*The data*
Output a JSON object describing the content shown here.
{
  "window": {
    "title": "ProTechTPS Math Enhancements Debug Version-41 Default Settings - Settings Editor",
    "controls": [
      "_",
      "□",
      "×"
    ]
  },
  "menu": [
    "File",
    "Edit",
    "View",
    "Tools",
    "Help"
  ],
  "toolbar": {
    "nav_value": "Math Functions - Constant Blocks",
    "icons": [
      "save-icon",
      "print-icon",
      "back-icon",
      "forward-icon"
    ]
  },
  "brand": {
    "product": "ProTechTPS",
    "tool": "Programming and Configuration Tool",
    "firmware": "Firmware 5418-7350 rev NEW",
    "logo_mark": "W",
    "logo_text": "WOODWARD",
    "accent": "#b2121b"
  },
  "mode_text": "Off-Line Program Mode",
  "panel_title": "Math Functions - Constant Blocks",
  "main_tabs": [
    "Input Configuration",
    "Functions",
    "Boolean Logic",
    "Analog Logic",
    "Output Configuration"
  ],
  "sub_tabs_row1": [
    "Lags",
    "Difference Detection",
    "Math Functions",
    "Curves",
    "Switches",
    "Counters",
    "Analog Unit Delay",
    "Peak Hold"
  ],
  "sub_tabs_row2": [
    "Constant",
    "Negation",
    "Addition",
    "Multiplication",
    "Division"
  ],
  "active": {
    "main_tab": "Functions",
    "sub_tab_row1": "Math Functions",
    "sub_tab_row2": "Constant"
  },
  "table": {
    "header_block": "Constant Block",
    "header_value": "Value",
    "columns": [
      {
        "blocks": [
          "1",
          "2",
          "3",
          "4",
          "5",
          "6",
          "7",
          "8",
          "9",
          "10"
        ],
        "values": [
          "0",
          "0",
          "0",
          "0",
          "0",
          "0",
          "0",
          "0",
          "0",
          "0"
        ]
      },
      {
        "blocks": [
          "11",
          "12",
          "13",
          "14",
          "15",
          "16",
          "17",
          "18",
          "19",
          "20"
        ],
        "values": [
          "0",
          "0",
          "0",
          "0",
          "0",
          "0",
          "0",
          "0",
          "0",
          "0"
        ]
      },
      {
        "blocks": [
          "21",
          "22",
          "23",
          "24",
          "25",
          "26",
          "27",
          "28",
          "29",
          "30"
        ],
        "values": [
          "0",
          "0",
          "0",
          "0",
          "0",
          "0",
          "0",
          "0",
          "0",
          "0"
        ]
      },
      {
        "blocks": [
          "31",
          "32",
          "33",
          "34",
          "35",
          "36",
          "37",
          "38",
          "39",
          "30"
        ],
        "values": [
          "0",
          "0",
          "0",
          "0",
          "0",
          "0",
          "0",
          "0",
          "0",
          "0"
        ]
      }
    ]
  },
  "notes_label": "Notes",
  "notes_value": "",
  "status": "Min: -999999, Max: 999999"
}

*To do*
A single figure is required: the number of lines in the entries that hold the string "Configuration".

*Response box*
3